ButzA3622-19Earl Butz, who was born 105 years ago today, was one of the worst US government officials ever. He was Secretary of Agriculture in the Cabinets of Presidents Richard Nixon and Gerald Ford. “His policies favored large-scale corporate farming” which has damaged the family farm to this day, and arguably “led directly to overproduction of corn and a subsequent rise of obesity in the United States.” But “he is best remembered for a series of verbal gaffes that eventually cost him his job.”

Butz resigned his cabinet post on October 4, 1976… News outlets revealed a racist remark he made in front of entertainer Pat Boone and former White House counsel John Dean while aboard a commercial flight to California following the 1976 Republican National Convention. The October 18, 1976 issue of Time reported the comment while obscuring its vulgarity [which I will only mildly do so here]:

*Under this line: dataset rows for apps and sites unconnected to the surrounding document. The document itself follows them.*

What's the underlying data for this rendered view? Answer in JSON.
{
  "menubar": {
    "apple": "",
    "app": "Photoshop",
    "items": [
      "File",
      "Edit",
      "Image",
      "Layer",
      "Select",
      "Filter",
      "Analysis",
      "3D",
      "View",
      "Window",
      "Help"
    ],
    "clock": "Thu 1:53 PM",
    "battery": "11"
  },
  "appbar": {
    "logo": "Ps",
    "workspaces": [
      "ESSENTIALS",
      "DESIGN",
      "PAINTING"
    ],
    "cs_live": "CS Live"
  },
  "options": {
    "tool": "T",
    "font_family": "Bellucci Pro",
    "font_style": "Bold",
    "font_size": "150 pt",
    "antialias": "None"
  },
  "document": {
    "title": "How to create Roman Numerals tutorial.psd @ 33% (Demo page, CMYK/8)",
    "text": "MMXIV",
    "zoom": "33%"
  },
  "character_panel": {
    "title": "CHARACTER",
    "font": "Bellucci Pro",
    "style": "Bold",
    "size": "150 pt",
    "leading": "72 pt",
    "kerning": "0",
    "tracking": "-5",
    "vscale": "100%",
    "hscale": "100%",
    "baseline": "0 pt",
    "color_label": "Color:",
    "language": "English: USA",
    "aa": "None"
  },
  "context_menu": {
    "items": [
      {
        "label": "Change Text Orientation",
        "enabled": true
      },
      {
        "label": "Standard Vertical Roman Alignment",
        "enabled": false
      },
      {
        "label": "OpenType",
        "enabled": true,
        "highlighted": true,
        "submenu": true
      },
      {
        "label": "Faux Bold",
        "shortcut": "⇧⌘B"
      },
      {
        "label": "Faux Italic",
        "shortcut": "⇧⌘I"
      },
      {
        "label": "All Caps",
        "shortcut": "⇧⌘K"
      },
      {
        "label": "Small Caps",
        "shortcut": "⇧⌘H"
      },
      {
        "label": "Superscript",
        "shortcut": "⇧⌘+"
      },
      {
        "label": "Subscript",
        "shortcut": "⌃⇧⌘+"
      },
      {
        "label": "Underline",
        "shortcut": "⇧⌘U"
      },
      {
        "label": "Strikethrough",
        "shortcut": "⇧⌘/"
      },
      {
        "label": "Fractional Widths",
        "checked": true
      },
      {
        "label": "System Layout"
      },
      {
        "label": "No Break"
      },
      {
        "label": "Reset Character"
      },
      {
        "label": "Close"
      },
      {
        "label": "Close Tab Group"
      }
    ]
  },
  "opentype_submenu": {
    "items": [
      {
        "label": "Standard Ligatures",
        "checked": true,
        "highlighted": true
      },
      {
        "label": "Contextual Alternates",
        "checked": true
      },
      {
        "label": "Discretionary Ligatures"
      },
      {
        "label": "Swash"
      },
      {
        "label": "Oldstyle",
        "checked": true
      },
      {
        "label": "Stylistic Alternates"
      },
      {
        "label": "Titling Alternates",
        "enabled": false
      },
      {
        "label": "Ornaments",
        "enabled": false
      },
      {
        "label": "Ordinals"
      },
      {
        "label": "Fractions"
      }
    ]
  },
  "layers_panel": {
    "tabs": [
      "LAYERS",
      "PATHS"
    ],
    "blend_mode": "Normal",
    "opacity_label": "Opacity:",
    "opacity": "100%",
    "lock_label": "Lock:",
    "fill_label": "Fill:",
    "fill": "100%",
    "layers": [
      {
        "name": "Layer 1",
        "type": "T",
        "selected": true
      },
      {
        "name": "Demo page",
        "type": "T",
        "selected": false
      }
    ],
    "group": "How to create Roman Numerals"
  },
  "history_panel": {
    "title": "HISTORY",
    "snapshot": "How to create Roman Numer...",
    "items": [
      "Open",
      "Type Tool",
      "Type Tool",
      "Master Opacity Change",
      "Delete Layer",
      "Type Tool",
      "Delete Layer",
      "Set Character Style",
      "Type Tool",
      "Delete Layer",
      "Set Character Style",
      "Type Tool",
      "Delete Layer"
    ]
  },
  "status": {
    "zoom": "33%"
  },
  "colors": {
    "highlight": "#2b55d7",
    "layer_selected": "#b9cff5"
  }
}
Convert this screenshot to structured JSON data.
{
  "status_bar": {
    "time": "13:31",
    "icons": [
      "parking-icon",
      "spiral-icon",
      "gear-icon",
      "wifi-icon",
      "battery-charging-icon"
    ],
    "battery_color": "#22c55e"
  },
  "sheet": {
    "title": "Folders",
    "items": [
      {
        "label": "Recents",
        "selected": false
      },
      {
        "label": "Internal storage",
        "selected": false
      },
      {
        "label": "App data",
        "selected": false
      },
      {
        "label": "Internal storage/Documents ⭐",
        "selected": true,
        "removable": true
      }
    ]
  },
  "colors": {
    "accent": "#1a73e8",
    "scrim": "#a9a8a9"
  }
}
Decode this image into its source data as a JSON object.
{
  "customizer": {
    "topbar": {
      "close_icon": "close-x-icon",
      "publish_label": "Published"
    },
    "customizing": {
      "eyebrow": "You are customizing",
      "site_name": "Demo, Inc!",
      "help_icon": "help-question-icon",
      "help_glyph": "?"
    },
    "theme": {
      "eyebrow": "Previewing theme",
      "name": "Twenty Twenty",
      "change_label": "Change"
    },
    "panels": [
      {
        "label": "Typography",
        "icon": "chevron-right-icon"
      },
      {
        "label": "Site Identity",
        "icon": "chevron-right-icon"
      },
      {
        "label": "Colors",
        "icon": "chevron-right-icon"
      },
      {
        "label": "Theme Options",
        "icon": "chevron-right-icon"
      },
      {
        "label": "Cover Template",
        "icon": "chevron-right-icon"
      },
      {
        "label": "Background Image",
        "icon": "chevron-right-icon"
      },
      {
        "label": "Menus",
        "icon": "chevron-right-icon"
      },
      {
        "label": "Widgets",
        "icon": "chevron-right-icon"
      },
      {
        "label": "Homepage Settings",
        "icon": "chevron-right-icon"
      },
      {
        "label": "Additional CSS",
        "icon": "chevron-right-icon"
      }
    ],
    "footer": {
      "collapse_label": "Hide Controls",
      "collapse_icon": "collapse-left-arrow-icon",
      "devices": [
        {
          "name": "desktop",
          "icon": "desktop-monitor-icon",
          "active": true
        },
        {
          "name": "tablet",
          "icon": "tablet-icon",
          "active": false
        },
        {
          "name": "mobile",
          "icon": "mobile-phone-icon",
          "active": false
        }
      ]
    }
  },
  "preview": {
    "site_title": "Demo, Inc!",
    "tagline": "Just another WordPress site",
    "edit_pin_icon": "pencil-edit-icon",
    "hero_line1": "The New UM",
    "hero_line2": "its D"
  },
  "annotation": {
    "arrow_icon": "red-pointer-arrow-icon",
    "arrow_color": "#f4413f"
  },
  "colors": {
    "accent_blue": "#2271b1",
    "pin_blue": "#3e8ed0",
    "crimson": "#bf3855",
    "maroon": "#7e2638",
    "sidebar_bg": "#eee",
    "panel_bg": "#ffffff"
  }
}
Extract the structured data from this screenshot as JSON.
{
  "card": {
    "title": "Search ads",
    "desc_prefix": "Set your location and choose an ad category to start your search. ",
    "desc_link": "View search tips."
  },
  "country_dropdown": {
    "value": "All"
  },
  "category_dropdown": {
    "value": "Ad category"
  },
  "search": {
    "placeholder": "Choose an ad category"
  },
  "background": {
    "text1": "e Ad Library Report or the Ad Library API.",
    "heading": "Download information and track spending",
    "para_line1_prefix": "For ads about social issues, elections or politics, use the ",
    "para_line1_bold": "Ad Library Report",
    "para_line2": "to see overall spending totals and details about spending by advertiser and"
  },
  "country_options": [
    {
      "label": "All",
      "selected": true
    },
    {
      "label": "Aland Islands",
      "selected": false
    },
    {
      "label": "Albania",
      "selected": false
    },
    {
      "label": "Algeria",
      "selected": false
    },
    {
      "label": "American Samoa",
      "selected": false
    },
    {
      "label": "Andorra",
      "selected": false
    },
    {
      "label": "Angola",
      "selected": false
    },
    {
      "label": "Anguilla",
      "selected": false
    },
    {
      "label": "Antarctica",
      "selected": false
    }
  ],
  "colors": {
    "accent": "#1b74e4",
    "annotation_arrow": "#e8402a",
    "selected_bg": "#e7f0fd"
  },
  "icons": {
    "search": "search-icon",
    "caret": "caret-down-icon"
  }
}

When the conversation turned to politics, Boone, a right-wing Republican, asked Butz why the party of Lincoln was not able to attract more blacks. The Secretary responded… “I’ll tell you what the coloreds want. It’s three things: first, a tight p****; second, loose shoes; and third, a warm place to s***.”
After some indecision, Dean used the line in Rolling Stone, attributing it to an unnamed Cabinet officer. But New Times magazine enterprisingly sleuthed out Butz’s identity by checking the itineraries of all Cabinet members.

Butz was later convicted of tax evasion. He died in 2008 at the age of 98. As Arlo Guthrie said: “But that’s not what I came to tell you about.”

There was a 1980 movie called Loose Shoes, a/k/a Coming Attractions, which was probably filmed two or three years earlier. The premise was rather intriguing, to make a series of trailers for films that actually did not exist. The movie did not fare particularly well critically. It featured author Kinky Friedman, Buddy Hackett, Howard Hesseman (WKRP), Jaye P. Morgan, songwriter Van Dyke Parks, Avery Schreiber, Betty Thomas (Hill Street Blues), and Mark Volman of the singing group The Turtles, with voiceovers by, among others, Gary Owens and Harry Shearer. The reason it probably got released at all was the ascendant star power of Bill Murray, who had starred in Meatballs and Caddyshack, plus his tenure on Saturday Night Live.

But there was one segment of the comedy that was almost universally praised. From HERE: “A sketch movie along the lines of Kentucky Fried Movie, it was racially and sexually offensive and mostly unfunny, except…about an hour into the film was a short musical sketch based on Earl Butz’s joke that also gave the movie its title. This sketch is pure offensive genius. I can’t/won’t describe it, but its effect is on the order of the ‘Springtime for Hitler’ scene in The Producers.”

The reason I found it at all humorous, in its vulgar sort of way, was, in skewering the bigot Butz, that it is an almost letter-perfect take on jazz great Cab Calloway’s band. It was SO good, in fact, that Internet references ask whether the song was some lost Calloway ditty; it was not.

OK, if you like it, fine. If you’re offended, don’t say you weren’t warned. Watch Darktown After Dark HERE or HERE.